Many beginner players struggle to break even at the lowest stakes. This is often because they are playing with money they cannot afford to lose and their emotional state of mind prevents them from viewing the game in a purely objective, mathematical, and logical way. The divide between break-even beginner players and high-time winners is actually quite small, and is often the result of a few simple little adjustments a player can make over time.
Don’t Get Too Attached to Your Good Hands
Many new players get a lot of joy out of holding pocket kings or queens and they are always eager to play these big hands in the early stages of the game. However, the fact remains that pocket kings and queens are strong hands but they can still be crushed by an ace hitting the flop. Furthermore, if the board is loaded with flush cards or straight cards then it’s usually very difficult to make a pair with these kinds of hands.

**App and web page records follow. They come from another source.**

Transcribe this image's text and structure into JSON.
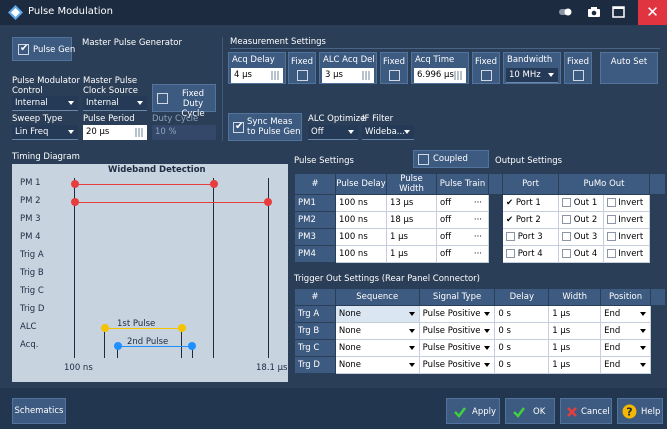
{
  "window": {
    "title": "Pulse Modulation",
    "close_label": "✕"
  },
  "master": {
    "pulse_gen_label": "Pulse Gen",
    "master_label": "Master Pulse Generator",
    "mod_control_label": "Pulse Modulator Control",
    "mod_control_value": "Internal",
    "clock_source_label": "Master Pulse Clock Source",
    "clock_source_value": "Internal",
    "fixed_duty_label": "Fixed Duty Cycle",
    "sweep_type_label": "Sweep Type",
    "sweep_type_value": "Lin Freq",
    "pulse_period_label": "Pulse Period",
    "pulse_period_value": "20 µs",
    "duty_cycle_label": "Duty Cycle",
    "duty_cycle_value": "10 %"
  },
  "measurement": {
    "title": "Measurement Settings",
    "acq_delay_label": "Acq Delay",
    "acq_delay_value": "4 µs",
    "fixed1": "Fixed",
    "alc_acq_label": "ALC Acq Del",
    "alc_acq_value": "3 µs",
    "fixed2": "Fixed",
    "acq_time_label": "Acq Time",
    "acq_time_value": "6.996 µs",
    "fixed3": "Fixed",
    "bandwidth_label": "Bandwidth",
    "bandwidth_value": "10 MHz",
    "fixed4": "Fixed",
    "auto_set_label": "Auto Set",
    "sync_label": "Sync Meas to Pulse Gen",
    "alc_opt_label": "ALC Optimize",
    "alc_opt_value": "Off",
    "if_filter_label": "IF Filter",
    "if_filter_value": "Wideba..."
  },
  "timing": {
    "title": "Timing Diagram",
    "header": "Wideband Detection",
    "rows": [
      "PM 1",
      "PM 2",
      "PM 3",
      "PM 4",
      "Trig A",
      "Trig B",
      "Trig C",
      "Trig D",
      "ALC",
      "Acq."
    ],
    "pulse1_label": "1st Pulse",
    "pulse2_label": "2nd Pulse",
    "start_label": "100 ns",
    "end_label": "18.1 µs"
  },
  "pulse_settings": {
    "title": "Pulse Settings",
    "coupled_label": "Coupled",
    "output_title": "Output Settings",
    "headers": [
      "#",
      "Pulse Delay",
      "Pulse Width",
      "Pulse Train",
      "",
      "Port",
      "PuMo Out"
    ],
    "rows": [
      {
        "name": "PM1",
        "delay": "100 ns",
        "width": "13 µs",
        "train": "off",
        "port": "Port 1",
        "out": "Out 1",
        "invert": "Invert"
      },
      {
        "name": "PM2",
        "delay": "100 ns",
        "width": "18 µs",
        "train": "off",
        "port": "Port 2",
        "out": "Out 2",
        "invert": "Invert"
      },
      {
        "name": "PM3",
        "delay": "100 ns",
        "width": "1 µs",
        "train": "off",
        "port": "Port 3",
        "out": "Out 3",
        "invert": "Invert"
      },
      {
        "name": "PM4",
        "delay": "100 ns",
        "width": "1 µs",
        "train": "off",
        "port": "Port 4",
        "out": "Out 4",
        "invert": "Invert"
      }
    ],
    "more": "···"
  },
  "trigger": {
    "title": "Trigger Out Settings (Rear Panel Connector)",
    "headers": [
      "#",
      "Sequence",
      "Signal Type",
      "Delay",
      "Width",
      "Position"
    ],
    "rows": [
      {
        "name": "Trg A",
        "seq": "None",
        "type": "Pulse Positive",
        "delay": "0 s",
        "width": "1 µs",
        "pos": "End"
      },
      {
        "name": "Trg B",
        "seq": "None",
        "type": "Pulse Positive",
        "delay": "0 s",
        "width": "1 µs",
        "pos": "End"
      },
      {
        "name": "Trg C",
        "seq": "None",
        "type": "Pulse Positive",
        "delay": "0 s",
        "width": "1 µs",
        "pos": "End"
      },
      {
        "name": "Trg D",
        "seq": "None",
        "type": "Pulse Positive",
        "delay": "0 s",
        "width": "1 µs",
        "pos": "End"
      }
    ]
  },
  "footer": {
    "schematics": "Schematics",
    "apply": "Apply",
    "ok": "OK",
    "cancel": "Cancel",
    "help": "Help"
  },
  "colors": {
    "pm_red": "#e83d3d",
    "pulse_yellow": "#f5c400",
    "pulse_blue": "#1e90ff"
  }
}
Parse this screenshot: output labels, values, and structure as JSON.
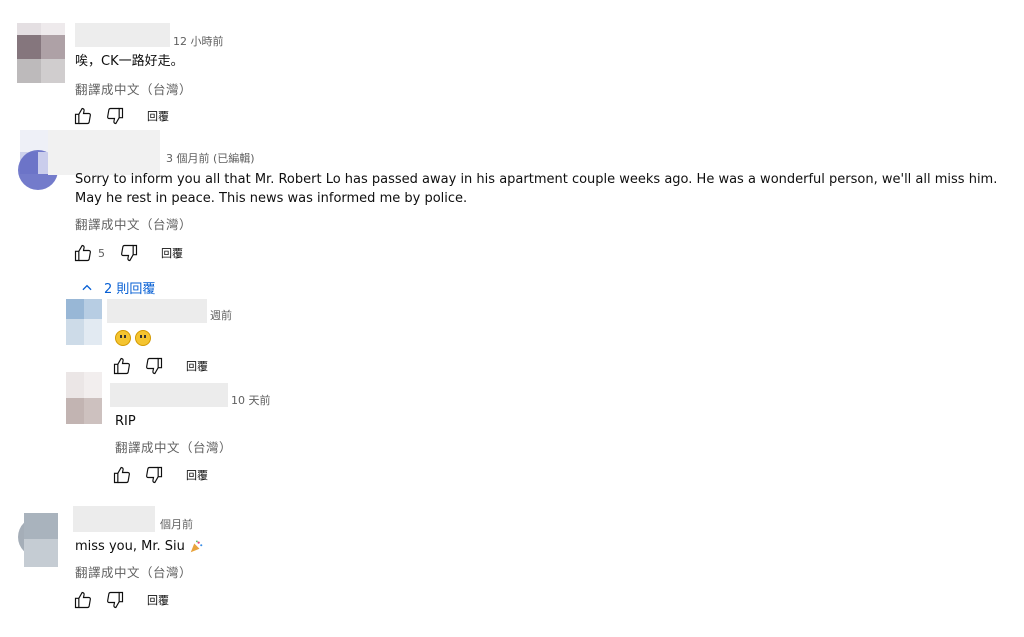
{
  "comments": [
    {
      "time": "12 小時前",
      "text": "唉，CK一路好走。",
      "translate": "翻譯成中文（台灣）",
      "reply": "回覆",
      "likes": ""
    },
    {
      "time": "3 個月前 (已編輯)",
      "text": "Sorry to inform you all that Mr. Robert Lo has passed away  in his apartment couple weeks ago. He was a wonderful person, we'll all miss him. May he rest in peace. This news was informed me by police.",
      "translate": "翻譯成中文（台灣）",
      "reply": "回覆",
      "likes": "5",
      "replies_toggle": "2 則回覆",
      "replies": [
        {
          "time": "週前",
          "text": "",
          "reply": "回覆"
        },
        {
          "time": "10 天前",
          "text": "RIP",
          "translate": "翻譯成中文（台灣）",
          "reply": "回覆"
        }
      ]
    },
    {
      "time": "個月前",
      "text": "miss you, Mr. Siu",
      "translate": "翻譯成中文（台灣）",
      "reply": "回覆",
      "likes": ""
    }
  ],
  "icons": {
    "like": "thumbs-up-icon",
    "dislike": "thumbs-down-icon",
    "chevron": "chevron-up-icon"
  },
  "colors": {
    "link": "#065fd4",
    "meta": "#606060"
  }
}
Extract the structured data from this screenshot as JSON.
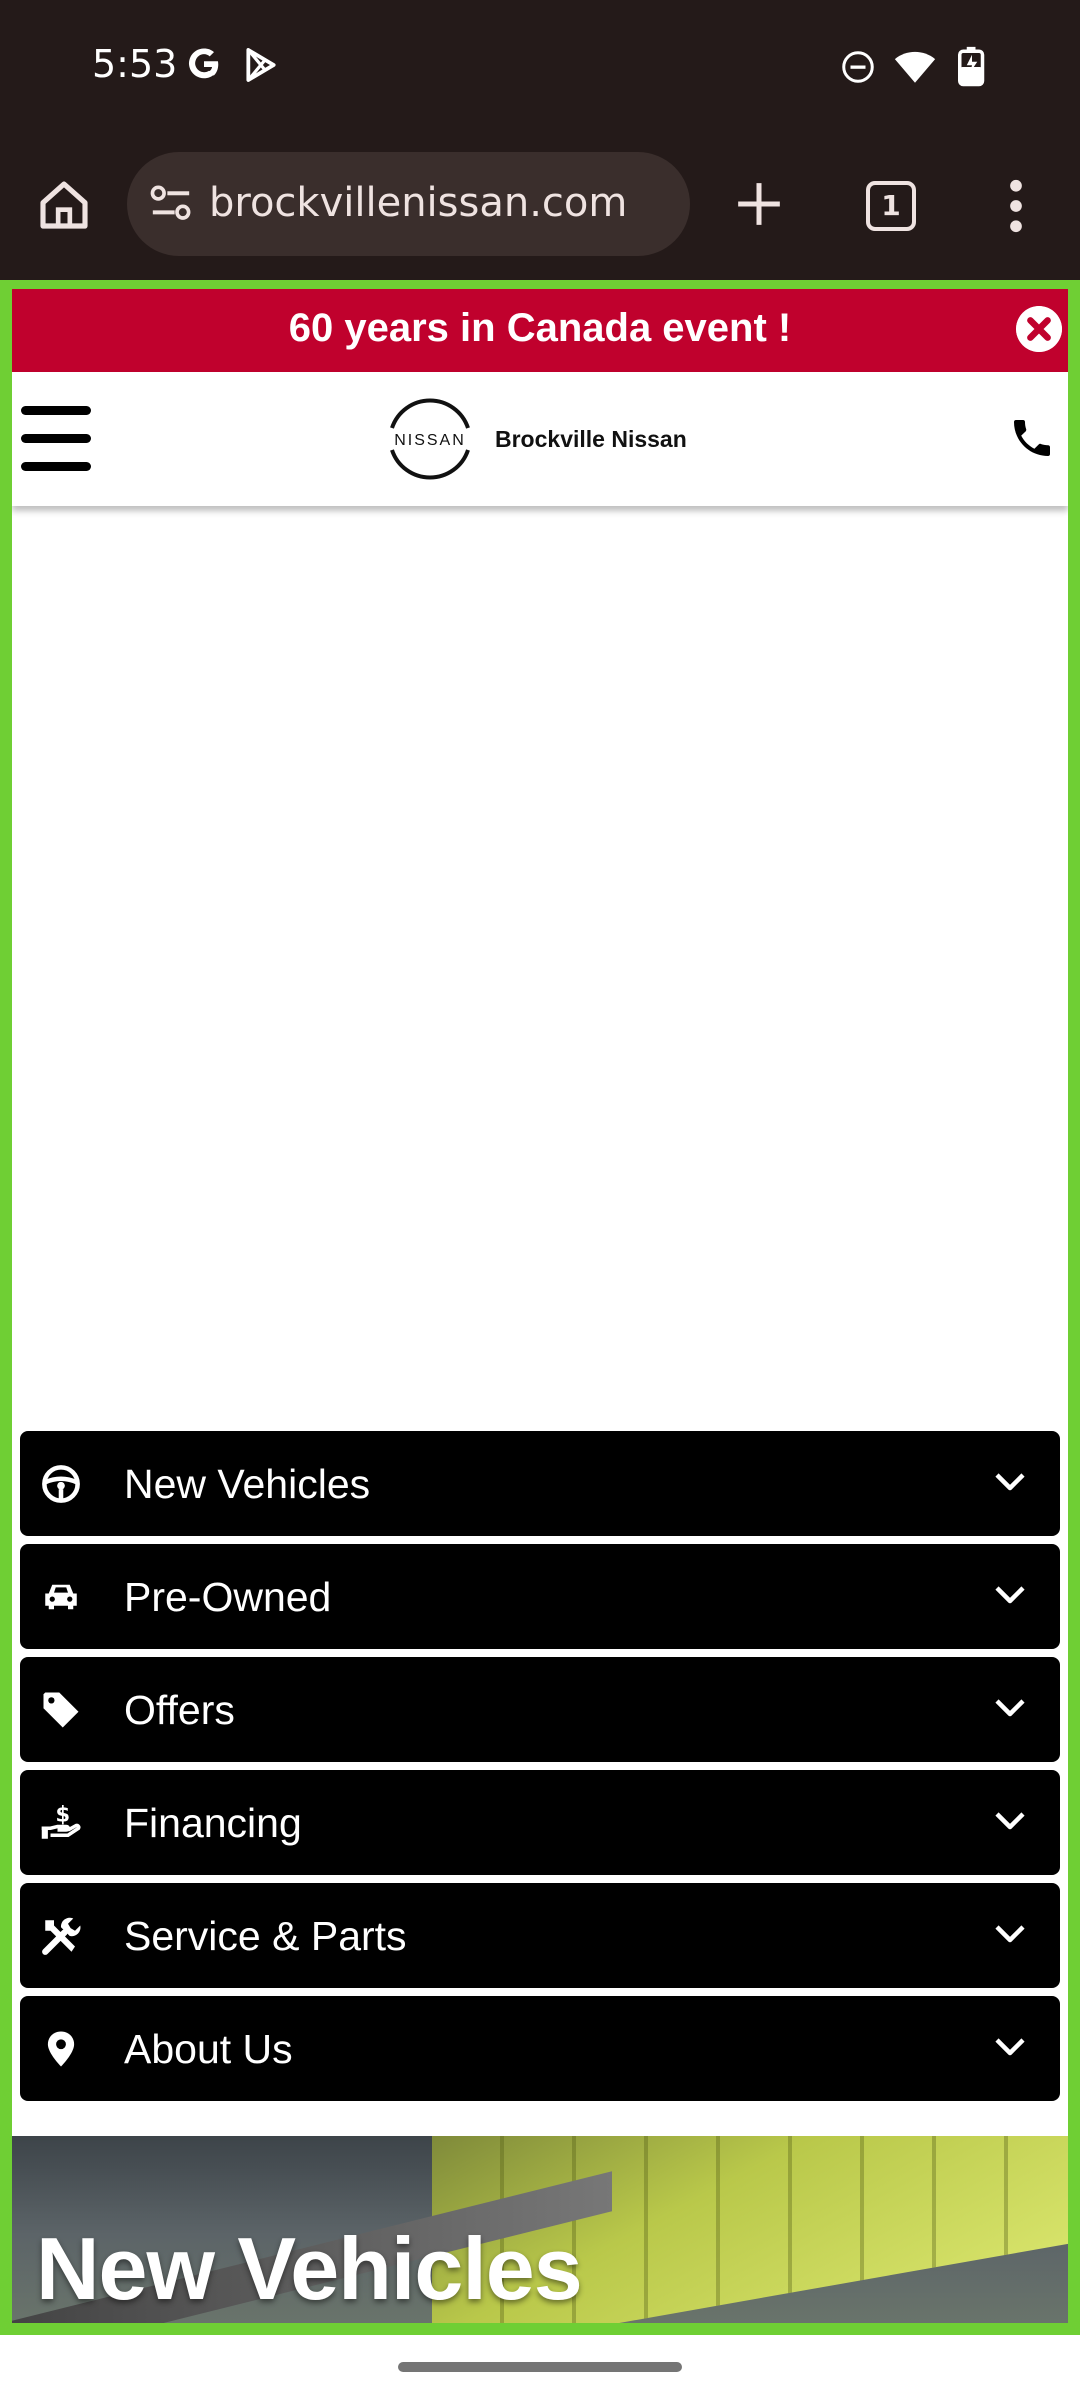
{
  "status_bar": {
    "time": "5:53",
    "left_icons": [
      "google-g-icon",
      "play-store-icon"
    ],
    "right_icons": [
      "do-not-disturb-icon",
      "wifi-icon",
      "battery-charging-icon"
    ]
  },
  "browser": {
    "url": "brockvillenissan.com",
    "tab_count": "1"
  },
  "promo_banner": {
    "text": "60 years in Canada event !",
    "color": "#c0012d"
  },
  "header": {
    "logo_text": "NISSAN",
    "dealer_name": "Brockville Nissan"
  },
  "nav": {
    "items": [
      {
        "label": "New Vehicles",
        "icon": "steering-wheel-icon"
      },
      {
        "label": "Pre-Owned",
        "icon": "car-icon"
      },
      {
        "label": "Offers",
        "icon": "tag-icon"
      },
      {
        "label": "Financing",
        "icon": "hand-dollar-icon"
      },
      {
        "label": "Service & Parts",
        "icon": "tools-icon"
      },
      {
        "label": "About Us",
        "icon": "location-pin-icon"
      }
    ]
  },
  "hero": {
    "title": "New Vehicles"
  },
  "colors": {
    "frame_highlight": "#6fcf34",
    "browser_chrome": "#241a19",
    "nav_background": "#000000"
  }
}
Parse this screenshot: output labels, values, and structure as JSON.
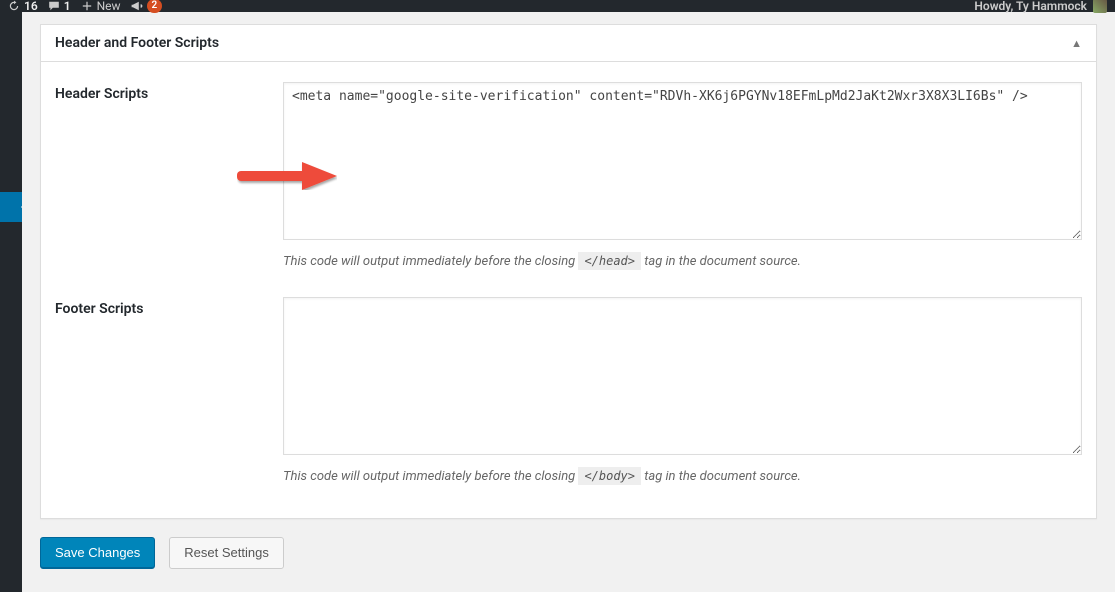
{
  "topbar": {
    "updates_count": "16",
    "comments_count": "1",
    "new_label": "New",
    "notif_count": "2",
    "greeting": "Howdy, Ty Hammock"
  },
  "panel": {
    "title": "Header and Footer Scripts"
  },
  "header_scripts": {
    "label": "Header Scripts",
    "value": "<meta name=\"google-site-verification\" content=\"RDVh-XK6j6PGYNv18EFmLpMd2JaKt2Wxr3X8X3LI6Bs\" />",
    "desc_before": "This code will output immediately before the closing ",
    "tag": "</head>",
    "desc_after": " tag in the document source."
  },
  "footer_scripts": {
    "label": "Footer Scripts",
    "value": "",
    "desc_before": "This code will output immediately before the closing ",
    "tag": "</body>",
    "desc_after": " tag in the document source."
  },
  "buttons": {
    "save": "Save Changes",
    "reset": "Reset Settings"
  }
}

Another key aspect to winning at poker is learning how to read your opponents and adjust to them. This is a major task in the game and while it’s often difficult to spot subtle physical poker tells when playing live games online, it’s not impossible. Many of the most successful poker players are great at reading their opponents and adjusting their strategy accordingly. This is mainly achieved by paying attention to their patterns of behavior and making observations about their emotions.
Bluffing is an important part of the game but it should be used sparingly and with care. Beginners often get a lot of joy out of bluffing and will often raise big in an attempt to frighten their opponents. This can backfire if the other player knows that you’re trying to bluff and will be more likely to call your bet. Therefore, it’s usually best to bluff with mediocre hands like 2-2 or 7-8 suited.
Finally, remember to keep your ego at the door and play against the worst players you can find. You won’t make a significant profit in poker by pushing tiny edges against good players, but you will give away a huge amount of your bankroll by playing versus bad ones. Don’t be afraid to move down in stakes if you’re struggling to win at the lower levels, as this will allow you to learn more of the game and improve your long-term results.